**What to produce:** Given the listing below, reproduce all of it exactly.

===== Listed entries =====

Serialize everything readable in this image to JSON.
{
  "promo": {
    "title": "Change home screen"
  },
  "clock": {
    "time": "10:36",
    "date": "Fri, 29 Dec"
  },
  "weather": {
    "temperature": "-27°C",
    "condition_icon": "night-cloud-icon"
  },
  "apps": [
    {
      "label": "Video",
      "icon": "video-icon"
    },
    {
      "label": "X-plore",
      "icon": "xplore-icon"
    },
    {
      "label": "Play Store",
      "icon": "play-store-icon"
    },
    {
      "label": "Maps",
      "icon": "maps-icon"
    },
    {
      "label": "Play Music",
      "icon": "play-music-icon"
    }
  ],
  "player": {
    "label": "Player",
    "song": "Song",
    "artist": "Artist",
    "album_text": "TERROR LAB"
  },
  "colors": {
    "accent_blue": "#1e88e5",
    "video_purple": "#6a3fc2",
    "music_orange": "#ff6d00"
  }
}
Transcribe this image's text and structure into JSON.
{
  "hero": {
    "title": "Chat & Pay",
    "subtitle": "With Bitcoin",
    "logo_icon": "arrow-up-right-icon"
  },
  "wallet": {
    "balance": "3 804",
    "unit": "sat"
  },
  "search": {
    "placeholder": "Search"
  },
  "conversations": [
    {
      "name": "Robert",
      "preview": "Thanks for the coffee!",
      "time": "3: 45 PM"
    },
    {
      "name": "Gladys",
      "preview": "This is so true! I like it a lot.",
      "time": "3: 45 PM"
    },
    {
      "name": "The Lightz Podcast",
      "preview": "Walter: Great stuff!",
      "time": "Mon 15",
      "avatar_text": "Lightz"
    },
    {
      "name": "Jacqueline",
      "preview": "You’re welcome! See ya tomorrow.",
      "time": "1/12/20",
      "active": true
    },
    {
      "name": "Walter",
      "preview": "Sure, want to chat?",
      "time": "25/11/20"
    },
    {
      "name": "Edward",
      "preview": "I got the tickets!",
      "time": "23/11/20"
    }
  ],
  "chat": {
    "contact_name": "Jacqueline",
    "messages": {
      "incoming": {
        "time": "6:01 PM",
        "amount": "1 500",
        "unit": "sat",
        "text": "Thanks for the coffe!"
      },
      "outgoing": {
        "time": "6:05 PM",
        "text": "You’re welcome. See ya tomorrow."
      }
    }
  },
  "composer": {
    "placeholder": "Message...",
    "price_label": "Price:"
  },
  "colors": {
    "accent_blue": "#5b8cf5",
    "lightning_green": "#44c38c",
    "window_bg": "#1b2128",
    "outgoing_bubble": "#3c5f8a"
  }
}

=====

**Task solution:**
Serialize everything readable in this image to JSON.
{
  "promo": {
    "title": "Change home screen"
  },
  "clock": {
    "time": "10:36",
    "date": "Fri, 29 Dec"
  },
  "weather": {
    "temperature": "-27°C",
    "condition_icon": "night-cloud-icon"
  },
  "apps": [
    {
      "label": "Video",
      "icon": "video-icon"
    },
    {
      "label": "X-plore",
      "icon": "xplore-icon"
    },
    {
      "label": "Play Store",
      "icon": "play-store-icon"
    },
    {
      "label": "Maps",
      "icon": "maps-icon"
    },
    {
      "label": "Play Music",
      "icon": "play-music-icon"
    }
  ],
  "player": {
    "label": "Player",
    "song": "Song",
    "artist": "Artist",
    "album_text": "TERROR LAB"
  },
  "colors": {
    "accent_blue": "#1e88e5",
    "video_purple": "#6a3fc2",
    "music_orange": "#ff6d00"
  }
}
Transcribe this image's text and structure into JSON.
{
  "hero": {
    "title": "Chat & Pay",
    "subtitle": "With Bitcoin",
    "logo_icon": "arrow-up-right-icon"
  },
  "wallet": {
    "balance": "3 804",
    "unit": "sat"
  },
  "search": {
    "placeholder": "Search"
  },
  "conversations": [
    {
      "name": "Robert",
      "preview": "Thanks for the coffee!",
      "time": "3: 45 PM"
    },
    {
      "name": "Gladys",
      "preview": "This is so true! I like it a lot.",
      "time": "3: 45 PM"
    },
    {
      "name": "The Lightz Podcast",
      "preview": "Walter: Great stuff!",
      "time": "Mon 15",
      "avatar_text": "Lightz"
    },
    {
      "name": "Jacqueline",
      "preview": "You’re welcome! See ya tomorrow.",
      "time": "1/12/20",
      "active": true
    },
    {
      "name": "Walter",
      "preview": "Sure, want to chat?",
      "time": "25/11/20"
    },
    {
      "name": "Edward",
      "preview": "I got the tickets!",
      "time": "23/11/20"
    }
  ],
  "chat": {
    "contact_name": "Jacqueline",
    "messages": {
      "incoming": {
        "time": "6:01 PM",
        "amount": "1 500",
        "unit": "sat",
        "text": "Thanks for the coffe!"
      },
      "outgoing": {
        "time": "6:05 PM",
        "text": "You’re welcome. See ya tomorrow."
      }
    }
  },
  "composer": {
    "placeholder": "Message...",
    "price_label": "Price:"
  },
  "colors": {
    "accent_blue": "#5b8cf5",
    "lightning_green": "#44c38c",
    "window_bg": "#1b2128",
    "outgoing_bubble": "#3c5f8a"
  }
}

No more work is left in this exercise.